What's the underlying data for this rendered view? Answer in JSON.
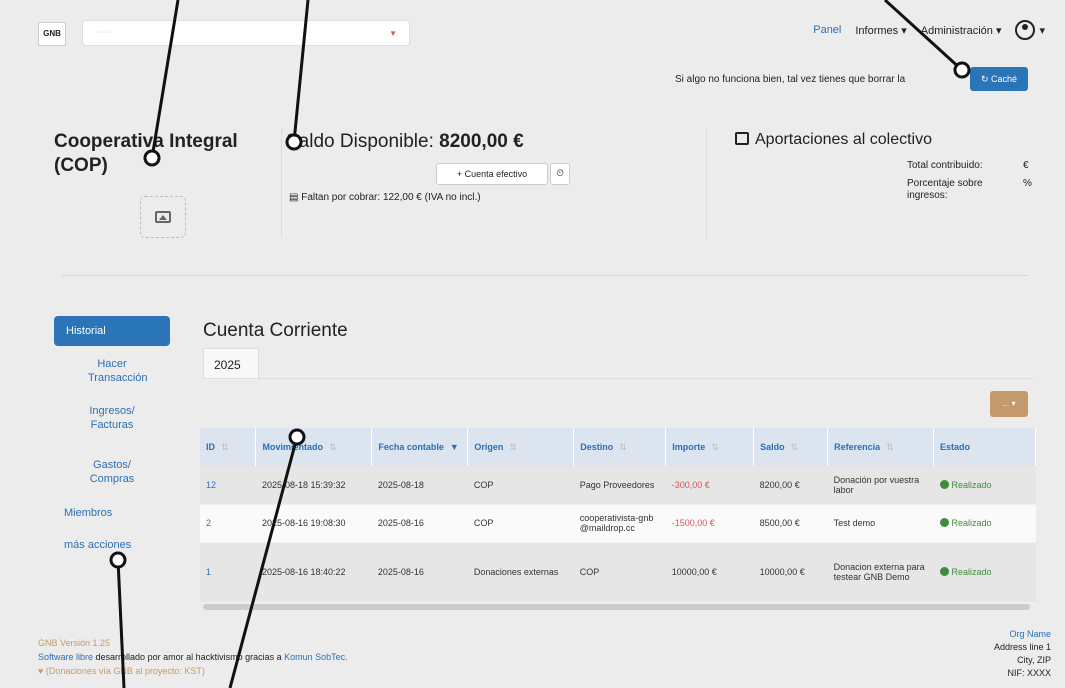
{
  "header": {
    "logo_text": "GNB",
    "org_select_placeholder": "········",
    "nav": {
      "panel": "Panel",
      "informes": "Informes ▾",
      "administracion": "Administración ▾",
      "user_caret": "▾"
    }
  },
  "notice": {
    "text": "Si algo no funciona bien, tal vez tienes que borrar la",
    "cache_button": "↻ Caché"
  },
  "org": {
    "name": "Cooperativa Integral (COP)"
  },
  "balance": {
    "label": "Saldo Disponible:",
    "value": "8200,00 €",
    "cash_button": "+ Cuenta efectivo",
    "history_icon": "⏲",
    "pending": "Faltan por cobrar: 122,00 € (IVA no incl.)"
  },
  "contributions": {
    "title": "Aportaciones al colectivo",
    "rows": [
      {
        "label": "Total contribuido:",
        "unit": "€"
      },
      {
        "label": "Porcentaje sobre ingresos:",
        "unit": "%"
      }
    ]
  },
  "sidebar": {
    "items": [
      {
        "label": "Historial"
      },
      {
        "label": "Hacer Transacción"
      },
      {
        "label": "Ingresos/ Facturas"
      },
      {
        "label": "Gastos/ Compras"
      },
      {
        "label": "Miembros"
      },
      {
        "label": "más acciones"
      }
    ]
  },
  "main": {
    "title": "Cuenta Corriente",
    "year_tab": "2025",
    "actions_button": "... ▾",
    "columns": [
      "ID",
      "Movimientado",
      "Fecha contable",
      "Origen",
      "Destino",
      "Importe",
      "Saldo",
      "Referencia",
      "Estado"
    ],
    "rows": [
      {
        "id": "12",
        "mov": "2025-08-18 15:39:32",
        "fecha": "2025-08-18",
        "origen": "COP",
        "destino": "Pago Proveedores",
        "importe": "-300,00 €",
        "saldo": "8200,00 €",
        "referencia": "Donación por vuestra labor",
        "estado": "Realizado"
      },
      {
        "id": "2",
        "mov": "2025-08-16 19:08:30",
        "fecha": "2025-08-16",
        "origen": "COP",
        "destino": "cooperativista-gnb@maildrop.cc",
        "importe": "-1500,00 €",
        "saldo": "8500,00 €",
        "referencia": "Test demo",
        "estado": "Realizado"
      },
      {
        "id": "1",
        "mov": "2025-08-16 18:40:22",
        "fecha": "2025-08-16",
        "origen": "Donaciones externas",
        "destino": "COP",
        "importe": "10000,00 €",
        "saldo": "10000,00 €",
        "referencia": "Donacion externa para testear GNB Demo",
        "estado": "Realizado"
      }
    ]
  },
  "footer": {
    "version": "GNB Versión 1.25",
    "line2_a": "Software libre",
    "line2_b": " desarrollado por amor al hacktivismo gracias a ",
    "line2_c": "Komun SobTec.",
    "line3": "♥ (Donaciones vía GNB al proyecto: KST)",
    "org_name": "Org Name",
    "address": "Address line 1",
    "city": "City, ZIP",
    "nif": "NIF: XXXX"
  },
  "colors": {
    "primary": "#2a74b8",
    "accent": "#c49a6c",
    "negative": "#d9534f",
    "success": "#3c8c3c"
  }
}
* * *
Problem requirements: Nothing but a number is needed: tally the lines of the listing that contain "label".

Expected answer: 9